**Your objective:** Return an exact copy of the entries, skipping any picture you find.

--- Working data Enclosed Below ---

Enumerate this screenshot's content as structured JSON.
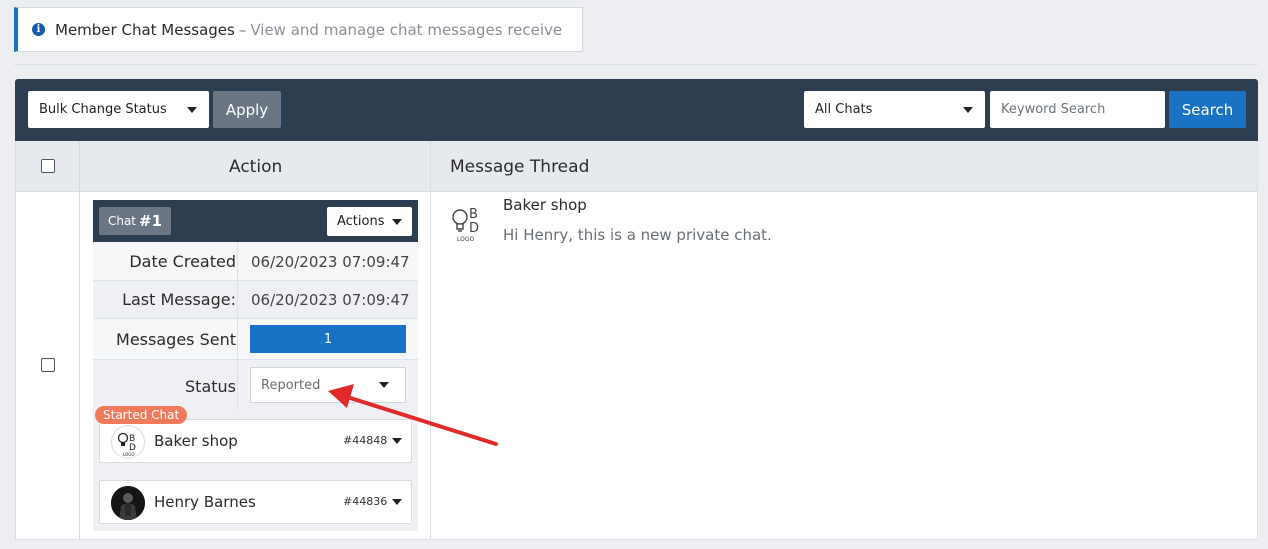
{
  "notice": {
    "title": "Member Chat Messages",
    "dash": "–",
    "description": "View and manage chat messages receive",
    "icon": "info-icon"
  },
  "toolbar": {
    "bulk_select": "Bulk Change Status",
    "apply_label": "Apply",
    "filter_select": "All Chats",
    "keyword_placeholder": "Keyword Search",
    "search_label": "Search"
  },
  "table": {
    "headers": [
      "Action",
      "Message Thread"
    ]
  },
  "chat": {
    "badge_prefix": "Chat",
    "badge_number": "#1",
    "actions_label": "Actions",
    "rows": [
      {
        "label": "Date Created",
        "value": "06/20/2023 07:09:47"
      },
      {
        "label": "Last Message:",
        "value": "06/20/2023 07:09:47"
      },
      {
        "label": "Messages Sent",
        "value": "1"
      },
      {
        "label": "Status",
        "value": "Reported"
      }
    ],
    "started_badge": "Started Chat",
    "members": [
      {
        "name": "Baker shop",
        "id": "#44848",
        "avatar": "logo-avatar"
      },
      {
        "name": "Henry Barnes",
        "id": "#44836",
        "avatar": "person-avatar"
      }
    ]
  },
  "thread": {
    "sender": "Baker shop",
    "message": "Hi Henry, this is a new private chat.",
    "logo_text": "LOGO"
  },
  "colors": {
    "toolbar_bg": "#2c3e50",
    "primary": "#1a72c4",
    "badge": "#f07a5a",
    "arrow": "#e32a2a"
  }
}
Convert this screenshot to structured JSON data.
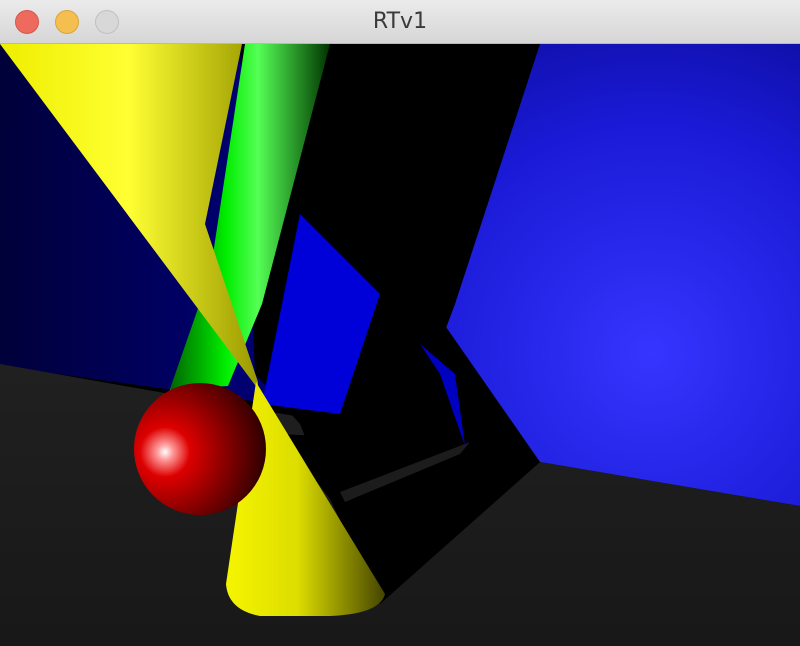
{
  "window": {
    "title": "RTv1"
  },
  "colors": {
    "wall_blue": "#2b2bff",
    "wall_dark": "#00003a",
    "floor": "#1c1c1c",
    "cone_yellow": "#ffff00",
    "cylinder_green": "#00dd00",
    "sphere_red": "#c00000"
  },
  "scene": {
    "objects": [
      "plane",
      "plane",
      "cone",
      "cylinder",
      "sphere"
    ]
  }
}
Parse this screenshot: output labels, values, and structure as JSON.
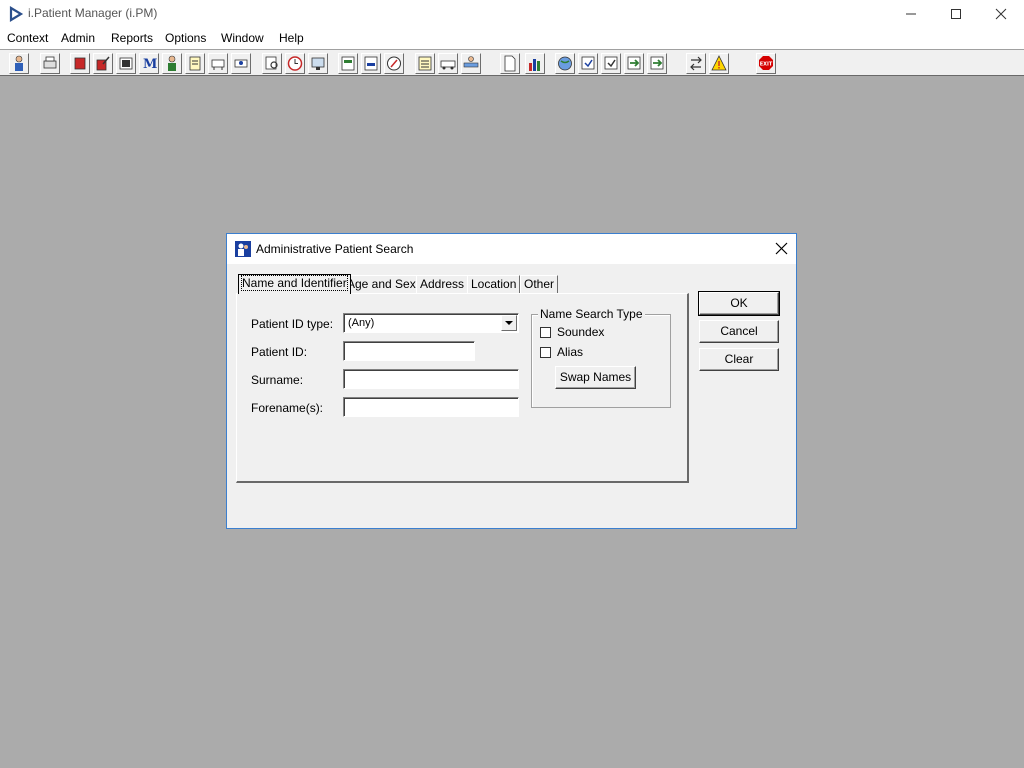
{
  "app": {
    "title": "i.Patient Manager (i.PM)"
  },
  "menu": [
    "Context",
    "Admin",
    "Reports",
    "Options",
    "Window",
    "Help"
  ],
  "toolbar": {
    "icons": [
      "person-icon",
      "printer-icon",
      "book-icon",
      "edit-icon",
      "scan-icon",
      "letter-m-icon",
      "doctor-icon",
      "notes-icon",
      "referral-icon",
      "referral-2-icon",
      "search-doc-icon",
      "clock-icon",
      "monitor-icon",
      "chart-card-icon",
      "chart-card-2-icon",
      "compass-icon",
      "list-icon",
      "ambulance-icon",
      "bed-icon",
      "document-icon",
      "bar-chart-icon",
      "globe-icon",
      "check-doc-icon",
      "check-doc-2-icon",
      "transfer-icon",
      "transfer-2-icon",
      "swap-icon",
      "warning-icon",
      "exit-icon"
    ],
    "exit_label": "EXIT"
  },
  "dialog": {
    "title": "Administrative Patient Search",
    "tabs": [
      "Name and Identifier",
      "Age and Sex",
      "Address",
      "Location",
      "Other"
    ],
    "labels": {
      "patient_id_type": "Patient ID type:",
      "patient_id": "Patient ID:",
      "surname": "Surname:",
      "forenames": "Forename(s):"
    },
    "patient_id_type_value": "(Any)",
    "patient_id_value": "",
    "surname_value": "",
    "forenames_value": "",
    "name_search_type": {
      "legend": "Name Search Type",
      "soundex": "Soundex",
      "alias": "Alias",
      "swap_names": "Swap Names"
    },
    "buttons": {
      "ok": "OK",
      "cancel": "Cancel",
      "clear": "Clear"
    }
  }
}
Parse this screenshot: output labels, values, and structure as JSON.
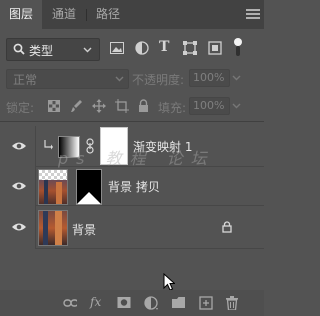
{
  "tabs": [
    {
      "label": "图层",
      "active": true
    },
    {
      "label": "通道",
      "active": false
    },
    {
      "label": "路径",
      "active": false
    }
  ],
  "filter": {
    "kind_label": "类型"
  },
  "blend": {
    "mode": "正常",
    "opacity_label": "不透明度:",
    "opacity_value": "100%"
  },
  "lock": {
    "label": "锁定:",
    "fill_label": "填充:",
    "fill_value": "100%"
  },
  "layers": [
    {
      "name": "渐变映射 1",
      "type": "adjustment"
    },
    {
      "name": "背景 拷贝",
      "type": "pixel-with-mask"
    },
    {
      "name": "背景",
      "type": "background",
      "locked": true
    }
  ],
  "watermark": "ps 教程 论坛",
  "icons": {
    "filter": [
      "image-filter-icon",
      "adjustment-filter-icon",
      "type-filter-icon",
      "shape-filter-icon",
      "smart-object-filter-icon",
      "filter-toggle-icon"
    ],
    "lock": [
      "lock-transparent-icon",
      "lock-paint-icon",
      "lock-move-icon",
      "lock-artboard-icon",
      "lock-all-icon"
    ],
    "bottom": [
      "link-layers-icon",
      "fx-icon",
      "add-mask-icon",
      "new-adjustment-icon",
      "new-group-icon",
      "new-layer-icon",
      "delete-layer-icon"
    ]
  }
}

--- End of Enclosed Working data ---

**Result of the task:**
Enumerate this screenshot's content as structured JSON.
{
  "notice": {
    "title": "Member Chat Messages",
    "dash": "–",
    "description": "View and manage chat messages receive",
    "icon": "info-icon"
  },
  "toolbar": {
    "bulk_select": "Bulk Change Status",
    "apply_label": "Apply",
    "filter_select": "All Chats",
    "keyword_placeholder": "Keyword Search",
    "search_label": "Search"
  },
  "table": {
    "headers": [
      "Action",
      "Message Thread"
    ]
  },
  "chat": {
    "badge_prefix": "Chat",
    "badge_number": "#1",
    "actions_label": "Actions",
    "rows": [
      {
        "label": "Date Created",
        "value": "06/20/2023 07:09:47"
      },
      {
        "label": "Last Message:",
        "value": "06/20/2023 07:09:47"
      },
      {
        "label": "Messages Sent",
        "value": "1"
      },
      {
        "label": "Status",
        "value": "Reported"
      }
    ],
    "started_badge": "Started Chat",
    "members": [
      {
        "name": "Baker shop",
        "id": "#44848",
        "avatar": "logo-avatar"
      },
      {
        "name": "Henry Barnes",
        "id": "#44836",
        "avatar": "person-avatar"
      }
    ]
  },
  "thread": {
    "sender": "Baker shop",
    "message": "Hi Henry, this is a new private chat.",
    "logo_text": "LOGO"
  },
  "colors": {
    "toolbar_bg": "#2c3e50",
    "primary": "#1a72c4",
    "badge": "#f07a5a",
    "arrow": "#e32a2a"
  }
}
Convert this screenshot to structured JSON data.
{
  "window": {
    "title": "RTv1"
  },
  "colors": {
    "wall_blue": "#2b2bff",
    "wall_dark": "#00003a",
    "floor": "#1c1c1c",
    "cone_yellow": "#ffff00",
    "cylinder_green": "#00dd00",
    "sphere_red": "#c00000"
  },
  "scene": {
    "objects": [
      "plane",
      "plane",
      "cone",
      "cylinder",
      "sphere"
    ]
  }
}
Parse this screenshot: output labels, values, and structure as JSON.
{
  "app": {
    "title": "i.Patient Manager (i.PM)"
  },
  "menu": [
    "Context",
    "Admin",
    "Reports",
    "Options",
    "Window",
    "Help"
  ],
  "toolbar": {
    "icons": [
      "person-icon",
      "printer-icon",
      "book-icon",
      "edit-icon",
      "scan-icon",
      "letter-m-icon",
      "doctor-icon",
      "notes-icon",
      "referral-icon",
      "referral-2-icon",
      "search-doc-icon",
      "clock-icon",
      "monitor-icon",
      "chart-card-icon",
      "chart-card-2-icon",
      "compass-icon",
      "list-icon",
      "ambulance-icon",
      "bed-icon",
      "document-icon",
      "bar-chart-icon",
      "globe-icon",
      "check-doc-icon",
      "check-doc-2-icon",
      "transfer-icon",
      "transfer-2-icon",
      "swap-icon",
      "warning-icon",
      "exit-icon"
    ],
    "exit_label": "EXIT"
  },
  "dialog": {
    "title": "Administrative Patient Search",
    "tabs": [
      "Name and Identifier",
      "Age and Sex",
      "Address",
      "Location",
      "Other"
    ],
    "labels": {
      "patient_id_type": "Patient ID type:",
      "patient_id": "Patient ID:",
      "surname": "Surname:",
      "forenames": "Forename(s):"
    },
    "patient_id_type_value": "(Any)",
    "patient_id_value": "",
    "surname_value": "",
    "forenames_value": "",
    "name_search_type": {
      "legend": "Name Search Type",
      "soundex": "Soundex",
      "alias": "Alias",
      "swap_names": "Swap Names"
    },
    "buttons": {
      "ok": "OK",
      "cancel": "Cancel",
      "clear": "Clear"
    }
  }
}
Parse this screenshot: output labels, values, and structure as JSON.
{
  "tabs": [
    {
      "label": "图层",
      "active": true
    },
    {
      "label": "通道",
      "active": false
    },
    {
      "label": "路径",
      "active": false
    }
  ],
  "filter": {
    "kind_label": "类型"
  },
  "blend": {
    "mode": "正常",
    "opacity_label": "不透明度:",
    "opacity_value": "100%"
  },
  "lock": {
    "label": "锁定:",
    "fill_label": "填充:",
    "fill_value": "100%"
  },
  "layers": [
    {
      "name": "渐变映射 1",
      "type": "adjustment"
    },
    {
      "name": "背景 拷贝",
      "type": "pixel-with-mask"
    },
    {
      "name": "背景",
      "type": "background",
      "locked": true
    }
  ],
  "watermark": "ps 教程 论坛",
  "icons": {
    "filter": [
      "image-filter-icon",
      "adjustment-filter-icon",
      "type-filter-icon",
      "shape-filter-icon",
      "smart-object-filter-icon",
      "filter-toggle-icon"
    ],
    "lock": [
      "lock-transparent-icon",
      "lock-paint-icon",
      "lock-move-icon",
      "lock-artboard-icon",
      "lock-all-icon"
    ],
    "bottom": [
      "link-layers-icon",
      "fx-icon",
      "add-mask-icon",
      "new-adjustment-icon",
      "new-group-icon",
      "new-layer-icon",
      "delete-layer-icon"
    ]
  }
}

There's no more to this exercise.